## What needs to be done
Every entry must be set down exactly in the answer; no pictures should appear.

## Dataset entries

══════════

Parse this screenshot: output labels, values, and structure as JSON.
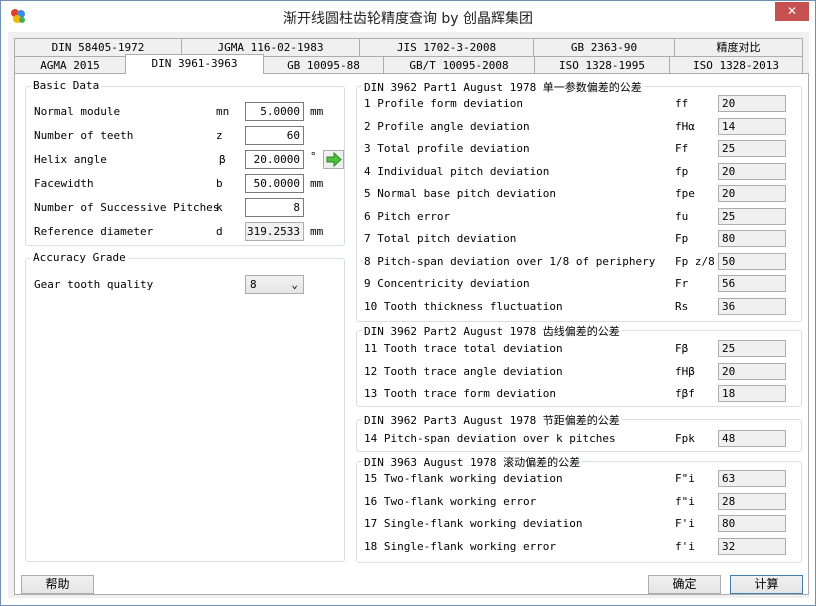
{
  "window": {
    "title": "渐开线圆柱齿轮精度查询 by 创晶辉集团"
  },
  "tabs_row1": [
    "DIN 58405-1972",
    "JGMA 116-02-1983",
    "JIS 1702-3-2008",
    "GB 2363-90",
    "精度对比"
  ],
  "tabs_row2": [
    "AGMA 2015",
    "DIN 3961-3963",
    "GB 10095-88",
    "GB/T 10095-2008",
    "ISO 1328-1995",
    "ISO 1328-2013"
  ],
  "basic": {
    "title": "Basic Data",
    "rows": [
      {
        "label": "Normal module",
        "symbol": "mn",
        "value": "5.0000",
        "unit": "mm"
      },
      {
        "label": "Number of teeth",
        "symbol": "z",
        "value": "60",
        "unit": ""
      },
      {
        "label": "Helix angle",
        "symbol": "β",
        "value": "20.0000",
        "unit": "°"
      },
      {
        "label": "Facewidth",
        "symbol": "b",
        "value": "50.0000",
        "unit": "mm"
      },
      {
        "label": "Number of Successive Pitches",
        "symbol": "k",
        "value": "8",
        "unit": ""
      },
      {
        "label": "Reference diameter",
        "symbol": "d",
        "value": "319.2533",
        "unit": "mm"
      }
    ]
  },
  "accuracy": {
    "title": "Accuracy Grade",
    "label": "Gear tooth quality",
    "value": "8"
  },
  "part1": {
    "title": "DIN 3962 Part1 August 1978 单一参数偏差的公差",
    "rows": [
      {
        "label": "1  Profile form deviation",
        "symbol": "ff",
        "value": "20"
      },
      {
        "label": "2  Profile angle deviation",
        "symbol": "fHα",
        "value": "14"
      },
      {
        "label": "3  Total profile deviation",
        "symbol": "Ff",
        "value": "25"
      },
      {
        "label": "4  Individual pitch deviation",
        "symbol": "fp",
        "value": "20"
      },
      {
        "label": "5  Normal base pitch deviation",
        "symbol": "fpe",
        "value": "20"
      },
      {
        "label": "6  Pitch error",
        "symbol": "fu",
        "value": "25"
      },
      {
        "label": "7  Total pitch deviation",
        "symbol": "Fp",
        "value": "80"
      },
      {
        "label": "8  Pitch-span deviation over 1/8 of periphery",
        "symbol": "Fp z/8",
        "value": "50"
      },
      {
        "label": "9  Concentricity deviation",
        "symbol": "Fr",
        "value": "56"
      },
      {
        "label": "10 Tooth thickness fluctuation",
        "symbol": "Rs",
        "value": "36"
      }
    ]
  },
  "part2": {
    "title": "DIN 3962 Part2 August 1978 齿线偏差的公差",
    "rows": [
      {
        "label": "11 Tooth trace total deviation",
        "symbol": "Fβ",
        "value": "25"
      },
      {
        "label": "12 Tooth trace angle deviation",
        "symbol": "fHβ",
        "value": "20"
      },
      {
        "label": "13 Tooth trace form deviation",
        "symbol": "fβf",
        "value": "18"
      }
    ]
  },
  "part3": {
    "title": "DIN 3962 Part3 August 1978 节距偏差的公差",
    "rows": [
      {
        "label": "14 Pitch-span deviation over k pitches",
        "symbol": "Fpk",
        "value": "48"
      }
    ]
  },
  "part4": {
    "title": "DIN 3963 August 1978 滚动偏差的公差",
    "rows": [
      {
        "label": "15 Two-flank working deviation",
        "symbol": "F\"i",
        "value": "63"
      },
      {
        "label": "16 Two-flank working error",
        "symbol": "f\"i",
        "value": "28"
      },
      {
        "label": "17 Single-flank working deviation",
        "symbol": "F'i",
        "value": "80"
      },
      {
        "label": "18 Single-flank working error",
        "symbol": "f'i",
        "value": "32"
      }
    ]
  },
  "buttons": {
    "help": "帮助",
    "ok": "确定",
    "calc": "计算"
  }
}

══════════

## Response area
Parse this screenshot: output labels, values, and structure as JSON.
{
  "window": {
    "title": "渐开线圆柱齿轮精度查询 by 创晶辉集团"
  },
  "tabs_row1": [
    "DIN 58405-1972",
    "JGMA 116-02-1983",
    "JIS 1702-3-2008",
    "GB 2363-90",
    "精度对比"
  ],
  "tabs_row2": [
    "AGMA 2015",
    "DIN 3961-3963",
    "GB 10095-88",
    "GB/T 10095-2008",
    "ISO 1328-1995",
    "ISO 1328-2013"
  ],
  "basic": {
    "title": "Basic Data",
    "rows": [
      {
        "label": "Normal module",
        "symbol": "mn",
        "value": "5.0000",
        "unit": "mm"
      },
      {
        "label": "Number of teeth",
        "symbol": "z",
        "value": "60",
        "unit": ""
      },
      {
        "label": "Helix angle",
        "symbol": "β",
        "value": "20.0000",
        "unit": "°"
      },
      {
        "label": "Facewidth",
        "symbol": "b",
        "value": "50.0000",
        "unit": "mm"
      },
      {
        "label": "Number of Successive Pitches",
        "symbol": "k",
        "value": "8",
        "unit": ""
      },
      {
        "label": "Reference diameter",
        "symbol": "d",
        "value": "319.2533",
        "unit": "mm"
      }
    ]
  },
  "accuracy": {
    "title": "Accuracy Grade",
    "label": "Gear tooth quality",
    "value": "8"
  },
  "part1": {
    "title": "DIN 3962 Part1 August 1978 单一参数偏差的公差",
    "rows": [
      {
        "label": "1  Profile form deviation",
        "symbol": "ff",
        "value": "20"
      },
      {
        "label": "2  Profile angle deviation",
        "symbol": "fHα",
        "value": "14"
      },
      {
        "label": "3  Total profile deviation",
        "symbol": "Ff",
        "value": "25"
      },
      {
        "label": "4  Individual pitch deviation",
        "symbol": "fp",
        "value": "20"
      },
      {
        "label": "5  Normal base pitch deviation",
        "symbol": "fpe",
        "value": "20"
      },
      {
        "label": "6  Pitch error",
        "symbol": "fu",
        "value": "25"
      },
      {
        "label": "7  Total pitch deviation",
        "symbol": "Fp",
        "value": "80"
      },
      {
        "label": "8  Pitch-span deviation over 1/8 of periphery",
        "symbol": "Fp z/8",
        "value": "50"
      },
      {
        "label": "9  Concentricity deviation",
        "symbol": "Fr",
        "value": "56"
      },
      {
        "label": "10 Tooth thickness fluctuation",
        "symbol": "Rs",
        "value": "36"
      }
    ]
  },
  "part2": {
    "title": "DIN 3962 Part2 August 1978 齿线偏差的公差",
    "rows": [
      {
        "label": "11 Tooth trace total deviation",
        "symbol": "Fβ",
        "value": "25"
      },
      {
        "label": "12 Tooth trace angle deviation",
        "symbol": "fHβ",
        "value": "20"
      },
      {
        "label": "13 Tooth trace form deviation",
        "symbol": "fβf",
        "value": "18"
      }
    ]
  },
  "part3": {
    "title": "DIN 3962 Part3 August 1978 节距偏差的公差",
    "rows": [
      {
        "label": "14 Pitch-span deviation over k pitches",
        "symbol": "Fpk",
        "value": "48"
      }
    ]
  },
  "part4": {
    "title": "DIN 3963 August 1978 滚动偏差的公差",
    "rows": [
      {
        "label": "15 Two-flank working deviation",
        "symbol": "F\"i",
        "value": "63"
      },
      {
        "label": "16 Two-flank working error",
        "symbol": "f\"i",
        "value": "28"
      },
      {
        "label": "17 Single-flank working deviation",
        "symbol": "F'i",
        "value": "80"
      },
      {
        "label": "18 Single-flank working error",
        "symbol": "f'i",
        "value": "32"
      }
    ]
  },
  "buttons": {
    "help": "帮助",
    "ok": "确定",
    "calc": "计算"
  }
}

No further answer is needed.